The National Institute of Anthropology and History (INAH) organized the International Seminar of Historic Monuments Illumination International Seminar, with the aim of unifying criteria that remarks built heritage preservation. The meeting took place in Taxco, Guerrero.

At the inauguration of the academic forum, Agustin Salgado, INAH Historical Monuments national coordinator (CNMH), expressed that to present, “the concern is not to fix or place installations anymore, because we can illuminate a building from afar; in this sense, the case of Santa Prisca temple, in Taxco, is remarkable”.

The architect invited specialists to share their experiences, favorable or not, considering the theoretical moment of the restoration when these initiatives took place, as well as knowledge, instruments and technical methods valid at the moment.
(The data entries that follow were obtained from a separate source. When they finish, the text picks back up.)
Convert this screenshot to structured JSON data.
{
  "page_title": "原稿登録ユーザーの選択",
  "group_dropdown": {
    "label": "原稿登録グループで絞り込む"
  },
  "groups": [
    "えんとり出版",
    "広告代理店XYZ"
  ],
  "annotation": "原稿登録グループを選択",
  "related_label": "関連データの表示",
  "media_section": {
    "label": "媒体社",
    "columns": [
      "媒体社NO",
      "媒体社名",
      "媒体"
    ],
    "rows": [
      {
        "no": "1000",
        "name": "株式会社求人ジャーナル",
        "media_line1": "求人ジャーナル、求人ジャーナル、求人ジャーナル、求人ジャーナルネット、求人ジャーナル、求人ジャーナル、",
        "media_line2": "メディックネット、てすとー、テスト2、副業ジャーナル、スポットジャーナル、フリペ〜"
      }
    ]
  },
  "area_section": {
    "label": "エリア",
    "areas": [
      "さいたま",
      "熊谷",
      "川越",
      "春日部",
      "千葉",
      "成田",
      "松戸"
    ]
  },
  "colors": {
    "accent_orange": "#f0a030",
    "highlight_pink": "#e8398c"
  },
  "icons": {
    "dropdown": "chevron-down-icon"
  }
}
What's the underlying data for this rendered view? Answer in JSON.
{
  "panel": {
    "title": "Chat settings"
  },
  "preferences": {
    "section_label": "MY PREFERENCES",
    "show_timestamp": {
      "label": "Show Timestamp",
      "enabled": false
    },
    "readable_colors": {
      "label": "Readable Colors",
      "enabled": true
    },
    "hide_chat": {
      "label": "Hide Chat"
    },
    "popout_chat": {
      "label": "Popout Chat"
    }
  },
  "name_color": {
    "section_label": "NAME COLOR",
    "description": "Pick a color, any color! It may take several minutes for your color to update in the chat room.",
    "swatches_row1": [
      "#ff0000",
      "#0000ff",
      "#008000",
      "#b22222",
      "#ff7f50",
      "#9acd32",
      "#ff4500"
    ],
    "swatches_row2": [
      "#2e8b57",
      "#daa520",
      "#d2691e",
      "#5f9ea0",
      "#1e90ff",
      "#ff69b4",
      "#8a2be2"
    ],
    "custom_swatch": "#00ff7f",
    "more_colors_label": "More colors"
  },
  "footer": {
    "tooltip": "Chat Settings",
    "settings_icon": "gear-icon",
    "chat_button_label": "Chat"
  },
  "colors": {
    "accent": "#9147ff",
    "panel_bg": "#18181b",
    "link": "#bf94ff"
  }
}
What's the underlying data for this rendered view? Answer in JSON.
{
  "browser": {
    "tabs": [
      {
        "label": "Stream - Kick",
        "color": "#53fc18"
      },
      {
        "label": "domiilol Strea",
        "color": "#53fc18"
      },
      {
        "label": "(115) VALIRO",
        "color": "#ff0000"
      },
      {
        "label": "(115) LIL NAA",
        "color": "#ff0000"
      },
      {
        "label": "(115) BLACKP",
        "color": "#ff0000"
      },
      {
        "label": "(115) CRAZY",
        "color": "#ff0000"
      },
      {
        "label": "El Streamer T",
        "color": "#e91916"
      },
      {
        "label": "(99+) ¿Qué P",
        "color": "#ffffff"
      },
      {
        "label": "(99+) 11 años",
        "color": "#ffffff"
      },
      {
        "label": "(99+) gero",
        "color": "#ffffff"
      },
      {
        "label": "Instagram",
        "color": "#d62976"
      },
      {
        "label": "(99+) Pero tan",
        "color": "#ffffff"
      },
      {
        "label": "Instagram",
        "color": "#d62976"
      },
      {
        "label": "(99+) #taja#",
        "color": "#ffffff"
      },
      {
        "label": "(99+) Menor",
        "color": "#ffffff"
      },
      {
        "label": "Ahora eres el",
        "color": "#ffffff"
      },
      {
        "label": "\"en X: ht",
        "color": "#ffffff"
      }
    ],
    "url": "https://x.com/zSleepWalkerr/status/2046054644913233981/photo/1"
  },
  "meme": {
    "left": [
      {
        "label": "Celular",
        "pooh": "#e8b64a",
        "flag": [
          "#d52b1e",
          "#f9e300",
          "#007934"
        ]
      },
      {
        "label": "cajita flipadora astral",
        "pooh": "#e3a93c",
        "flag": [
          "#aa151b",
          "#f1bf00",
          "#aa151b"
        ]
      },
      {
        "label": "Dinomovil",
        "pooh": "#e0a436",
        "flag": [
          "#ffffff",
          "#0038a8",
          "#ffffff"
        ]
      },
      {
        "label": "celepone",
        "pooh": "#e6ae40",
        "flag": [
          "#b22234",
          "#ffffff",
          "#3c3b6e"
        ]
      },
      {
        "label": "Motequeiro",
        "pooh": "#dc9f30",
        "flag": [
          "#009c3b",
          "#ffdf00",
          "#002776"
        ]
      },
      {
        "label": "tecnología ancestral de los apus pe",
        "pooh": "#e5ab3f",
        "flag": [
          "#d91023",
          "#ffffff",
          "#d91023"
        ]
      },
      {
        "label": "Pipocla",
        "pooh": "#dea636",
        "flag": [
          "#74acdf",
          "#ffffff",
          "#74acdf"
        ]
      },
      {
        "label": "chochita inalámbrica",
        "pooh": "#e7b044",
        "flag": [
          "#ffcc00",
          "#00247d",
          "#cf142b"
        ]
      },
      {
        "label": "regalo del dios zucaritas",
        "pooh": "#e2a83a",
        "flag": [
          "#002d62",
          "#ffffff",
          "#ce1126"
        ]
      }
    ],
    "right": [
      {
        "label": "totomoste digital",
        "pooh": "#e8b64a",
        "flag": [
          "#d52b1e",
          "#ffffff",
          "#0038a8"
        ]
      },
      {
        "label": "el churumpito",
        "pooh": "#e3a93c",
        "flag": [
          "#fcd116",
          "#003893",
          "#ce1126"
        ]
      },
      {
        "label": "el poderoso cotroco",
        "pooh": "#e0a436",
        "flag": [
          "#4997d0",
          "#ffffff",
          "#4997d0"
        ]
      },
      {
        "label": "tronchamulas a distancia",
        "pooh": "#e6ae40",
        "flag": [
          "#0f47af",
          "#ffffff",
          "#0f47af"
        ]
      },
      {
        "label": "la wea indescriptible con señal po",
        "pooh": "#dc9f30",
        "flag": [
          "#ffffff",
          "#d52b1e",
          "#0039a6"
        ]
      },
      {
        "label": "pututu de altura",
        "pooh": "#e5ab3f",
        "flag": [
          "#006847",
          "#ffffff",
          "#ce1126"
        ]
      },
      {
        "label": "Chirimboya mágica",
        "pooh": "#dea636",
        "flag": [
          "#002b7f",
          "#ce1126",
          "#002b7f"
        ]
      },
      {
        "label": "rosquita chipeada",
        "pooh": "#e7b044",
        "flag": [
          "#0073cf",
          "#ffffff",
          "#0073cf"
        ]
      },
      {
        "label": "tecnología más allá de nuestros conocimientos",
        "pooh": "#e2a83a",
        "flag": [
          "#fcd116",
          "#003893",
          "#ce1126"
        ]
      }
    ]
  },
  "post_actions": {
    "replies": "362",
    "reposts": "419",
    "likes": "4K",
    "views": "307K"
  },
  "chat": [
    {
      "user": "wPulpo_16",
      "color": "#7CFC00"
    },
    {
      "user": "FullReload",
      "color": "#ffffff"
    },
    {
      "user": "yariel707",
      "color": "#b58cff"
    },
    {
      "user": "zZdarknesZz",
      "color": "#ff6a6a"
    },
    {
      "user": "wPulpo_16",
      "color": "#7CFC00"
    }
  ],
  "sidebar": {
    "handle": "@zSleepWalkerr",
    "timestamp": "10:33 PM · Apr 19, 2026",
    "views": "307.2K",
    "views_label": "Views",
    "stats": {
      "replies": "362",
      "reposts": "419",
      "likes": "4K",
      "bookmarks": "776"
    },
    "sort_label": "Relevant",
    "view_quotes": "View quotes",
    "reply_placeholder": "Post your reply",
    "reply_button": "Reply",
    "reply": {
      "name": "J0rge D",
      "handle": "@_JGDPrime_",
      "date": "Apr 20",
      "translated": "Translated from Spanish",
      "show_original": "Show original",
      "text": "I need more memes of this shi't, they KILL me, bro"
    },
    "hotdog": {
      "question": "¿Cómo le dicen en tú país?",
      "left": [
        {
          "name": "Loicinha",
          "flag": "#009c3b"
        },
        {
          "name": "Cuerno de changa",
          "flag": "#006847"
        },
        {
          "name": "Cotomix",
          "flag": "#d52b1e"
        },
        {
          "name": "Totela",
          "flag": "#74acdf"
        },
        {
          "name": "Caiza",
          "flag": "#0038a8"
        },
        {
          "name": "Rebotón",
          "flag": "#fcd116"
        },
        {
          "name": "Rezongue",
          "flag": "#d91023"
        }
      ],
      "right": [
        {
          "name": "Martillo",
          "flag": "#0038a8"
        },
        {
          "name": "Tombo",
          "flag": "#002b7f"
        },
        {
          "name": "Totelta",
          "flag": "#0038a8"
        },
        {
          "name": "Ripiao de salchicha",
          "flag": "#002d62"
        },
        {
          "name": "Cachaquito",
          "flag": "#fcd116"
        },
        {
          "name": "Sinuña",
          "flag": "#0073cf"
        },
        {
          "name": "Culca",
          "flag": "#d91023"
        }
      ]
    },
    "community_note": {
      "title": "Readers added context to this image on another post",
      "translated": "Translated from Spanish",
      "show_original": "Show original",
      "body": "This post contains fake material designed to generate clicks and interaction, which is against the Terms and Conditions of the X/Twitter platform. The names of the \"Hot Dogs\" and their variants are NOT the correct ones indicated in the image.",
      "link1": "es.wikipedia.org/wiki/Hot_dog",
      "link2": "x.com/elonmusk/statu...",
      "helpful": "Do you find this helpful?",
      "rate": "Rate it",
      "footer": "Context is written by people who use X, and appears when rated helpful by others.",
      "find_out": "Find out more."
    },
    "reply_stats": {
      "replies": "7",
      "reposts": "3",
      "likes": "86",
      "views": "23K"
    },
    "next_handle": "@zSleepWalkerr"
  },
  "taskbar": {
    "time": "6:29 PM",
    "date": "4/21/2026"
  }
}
Aspects to be considered are architectural unity, as well as non-intrusive materials and lighting systems, according to historical and scenic values of the cultural good; “this is the only way to establish theoretical, methodological and technological fundaments for built heritage value enhancement”.

Architect Ana Maria Lara Gutierrez, INAH-CNMH Licenses, Inspections and Registers director, alerted that light pollution affects sky observation, and recalled the Ensenada, Baja California experience, when, in 2006, regulations were established to favor energy conservation and sky darkness preservation.  
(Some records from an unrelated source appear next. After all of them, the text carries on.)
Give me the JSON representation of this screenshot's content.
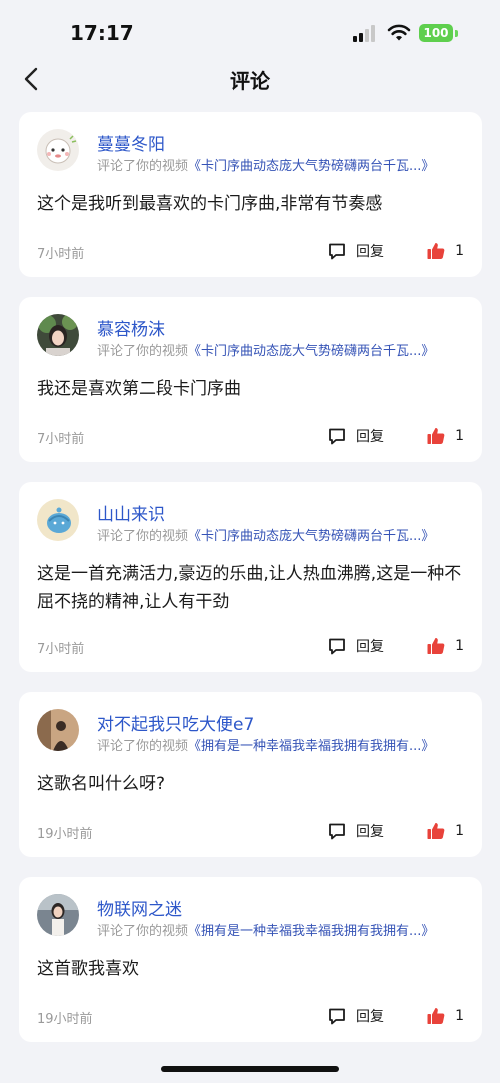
{
  "status_bar": {
    "time": "17:17",
    "battery": "100"
  },
  "nav": {
    "title": "评论"
  },
  "subline_prefix": "评论了你的视频",
  "colors": {
    "username": "#2d57c9",
    "video_link": "#3553b6",
    "like": "#e8423a",
    "battery": "#5fcf4e"
  },
  "comments": [
    {
      "user": "蔓蔓冬阳",
      "video": "《卡门序曲动态庞大气势磅礴两台千瓦...》",
      "text": "这个是我听到最喜欢的卡门序曲,非常有节奏感",
      "time": "7小时前",
      "reply": "回复",
      "likes": "1"
    },
    {
      "user": "慕容杨沫",
      "video": "《卡门序曲动态庞大气势磅礴两台千瓦...》",
      "text": "我还是喜欢第二段卡门序曲",
      "time": "7小时前",
      "reply": "回复",
      "likes": "1"
    },
    {
      "user": "山山来识",
      "video": "《卡门序曲动态庞大气势磅礴两台千瓦...》",
      "text": "这是一首充满活力,豪迈的乐曲,让人热血沸腾,这是一种不屈不挠的精神,让人有干劲",
      "time": "7小时前",
      "reply": "回复",
      "likes": "1"
    },
    {
      "user": "对不起我只吃大便e7",
      "video": "《拥有是一种幸福我幸福我拥有我拥有...》",
      "text": "这歌名叫什么呀?",
      "time": "19小时前",
      "reply": "回复",
      "likes": "1"
    },
    {
      "user": "物联网之迷",
      "video": "《拥有是一种幸福我幸福我拥有我拥有...》",
      "text": "这首歌我喜欢",
      "time": "19小时前",
      "reply": "回复",
      "likes": "1"
    }
  ]
}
Taking these issues into account, and looking forward to train staff laboring at the Institute and entities related to these projects, INAH organized the Historical Monuments Illumination Seminar, with the intention of providing basic knowledge regarding illumination projects and tools to evaluate petitions received by INAH.

The inauguration was attended by Nora Elisa Mendez Gonzalez, director of Instituto Guerrerense de Cultura (Guerrero Culture Institute); Jorge Figueroa Ayala, general secretary of Taxco de Alarcon City Hall; Blanca Jimenez Padilla, director of Guerrero INAH Center, and Salvador Aceves Garcia, advisor to INAH General Direction.

Architect Alfonso Jimenez Martin, main architect at Seville Cathedral, in Spain, inaugurated presentations. Considered the greatest church in the world, until early 20th century it was illuminated with candles and olive oil lamps.

Jimenez Marin declared that the management model, which allows it to be self-sustainable, sets the pace for the administration of the nearly 70 Spanish cathedrals, which “are turning into museums that once in a while celebrate masses”.

“Illumination of religious precincts has always had a symbolic function; due to Marian cult, they posses a formal repertoire related to how light is produced; I invite you to deepen into archaeology of these installations, from chandeliers to gas bulbs”, he concluded.